Native American Legends: Pomola (Pamola, Bemola)

Name: Pomola
Tribal affiliation: Penobscots, Abenakis
Alternate spellings: Pamola, Bemola, Bmola, Bemohla, Bmohla, Bahmolai, Pomolo, Bumole, Pamolai, Pamole, P'mula, P-mol-a
Pronunciation: buh-moh-lah
Type: Monster, giant bird

In Penobscot folklore, Pomola was a bird spirit that lived on Mt Katahdin and made cold weather. Pomola was associated with night, wind, snow, and storms. Apparently it had a moose's head according to some legends. The only version we've been able to find just says that Pomola was large enough to carry off a moose, not that it looks like one.
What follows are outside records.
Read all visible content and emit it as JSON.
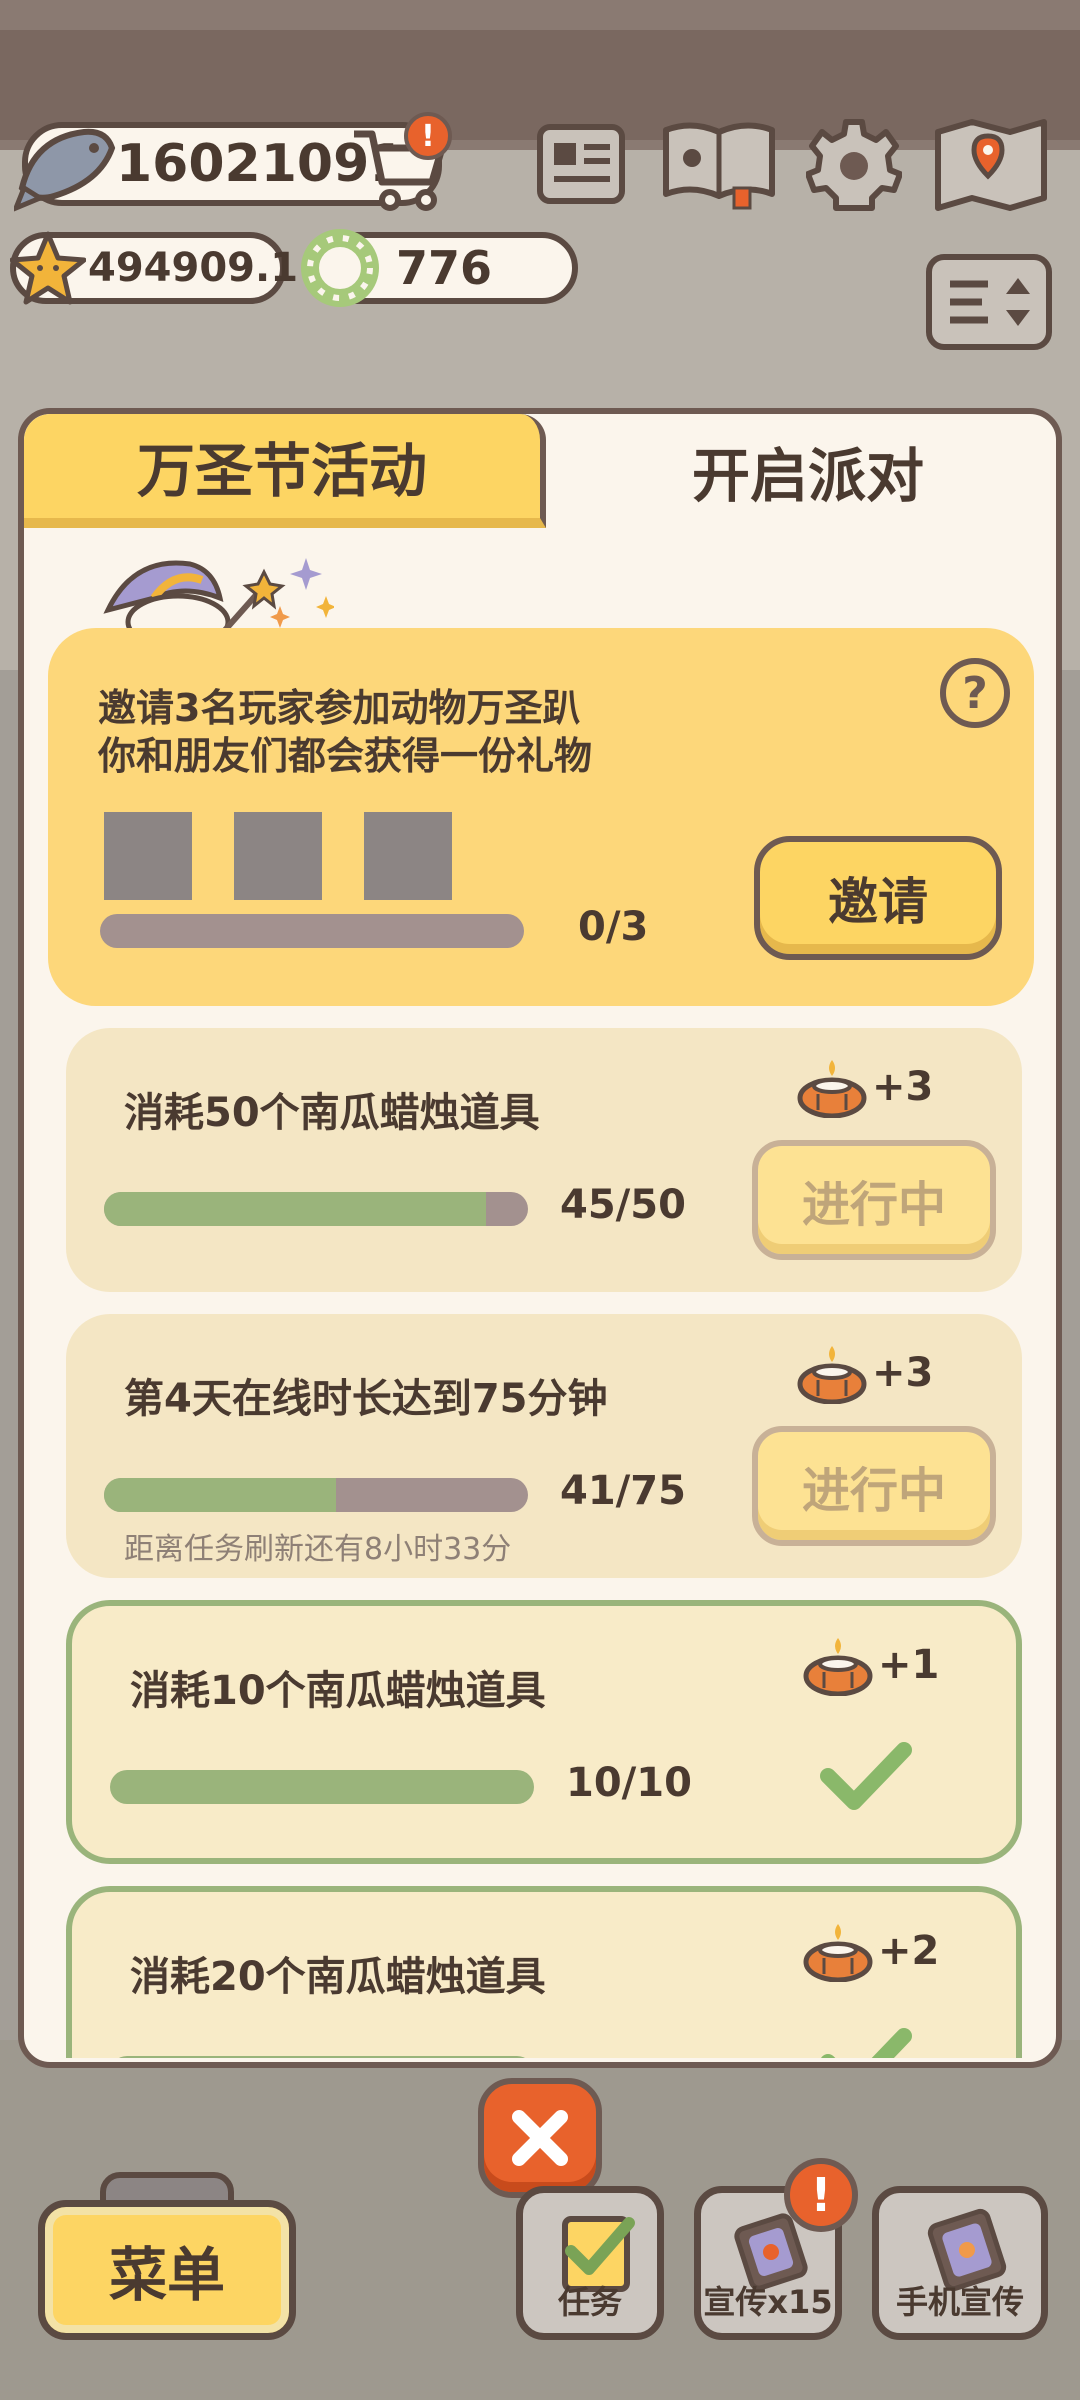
{
  "hud": {
    "fish_currency": "16021091",
    "star_currency": "494909.1",
    "ring_currency": "776",
    "icons": [
      "fish-icon",
      "cart-icon",
      "alert-icon",
      "newspaper-icon",
      "paw-book-icon",
      "gear-icon",
      "map-icon",
      "sort-icon",
      "star-icon",
      "ring-icon"
    ]
  },
  "tabs": {
    "left": "万圣节活动",
    "right": "开启派对"
  },
  "invite": {
    "text_line1": "邀请3名玩家参加动物万圣趴",
    "text_line2": "你和朋友们都会获得一份礼物",
    "progress_text": "0/3",
    "progress": 0.0,
    "help": "?",
    "button": "邀请"
  },
  "tasks": [
    {
      "title": "消耗50个南瓜蜡烛道具",
      "reward": "+3",
      "progress_text": "45/50",
      "progress": 0.9,
      "button": "进行中",
      "done": false,
      "note": ""
    },
    {
      "title": "第4天在线时长达到75分钟",
      "reward": "+3",
      "progress_text": "41/75",
      "progress": 0.547,
      "button": "进行中",
      "done": false,
      "note": "距离任务刷新还有8小时33分"
    },
    {
      "title": "消耗10个南瓜蜡烛道具",
      "reward": "+1",
      "progress_text": "10/10",
      "progress": 1.0,
      "button": "",
      "done": true,
      "note": ""
    },
    {
      "title": "消耗20个南瓜蜡烛道具",
      "reward": "+2",
      "progress_text": "",
      "progress": 1.0,
      "button": "",
      "done": true,
      "note": ""
    }
  ],
  "bottom": {
    "close": "×",
    "menu": "菜单",
    "tasks_btn": "任务",
    "promo_btn": "宣传x15",
    "phone_promo_btn": "手机宣传",
    "alert": "!"
  },
  "colors": {
    "accent_yellow": "#fdd563",
    "progress_green": "#9ab47b",
    "close_orange": "#e8622c",
    "outline_brown": "#5b4a42"
  }
}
Either way, Pomola definitely is not a creature any human would want to mess with, and the Penobscots and Abenakis avoided climbing to the top of this mountain so as not to disturb it.

Pomola Stories

*Pamola, A Penobscot Legend:
    Penobscot story about a woman who married Pamola.
Pamola * Pomola:
    Articles about the storm bird Pomola.

Recommended Books of Related Native American Legends
Our organization earns a commission from any book bought through these links

Giants of the Dawnland:
    Good collection of Wabanaki legends told by a Penobscot Indian author.
Seven Eyes, Seven Legs:
    Another good book of myths and folktales, told and illustrated by an Abenaki author.
Turtle Island: Tales of the Algonquian Nations:
    Anthology of legends from the Penobscot and other Algonquian tribes.

Sponsored Links

Additional Resources

 Abenaki mythology
 Abenaki traditions
 Abenaki language dictionary
 Map of Maine
 Eastern Woodlands tribes names
 Algonkian legend
 American Indian birds



Back to American Indian mythological characters
Back to American Indian legends and myths
Learn more about the Penobscot Indians.



Indian genealogy * Choctaw Indian dwellings * Dreamcatchers tattoos * Buy Indian flute * Turquoise jewelry

Would you like to help support our organization's work with endangered American Indian languages?

Native Languages of the Americas website © 1998-2020 * Contacts and FAQ page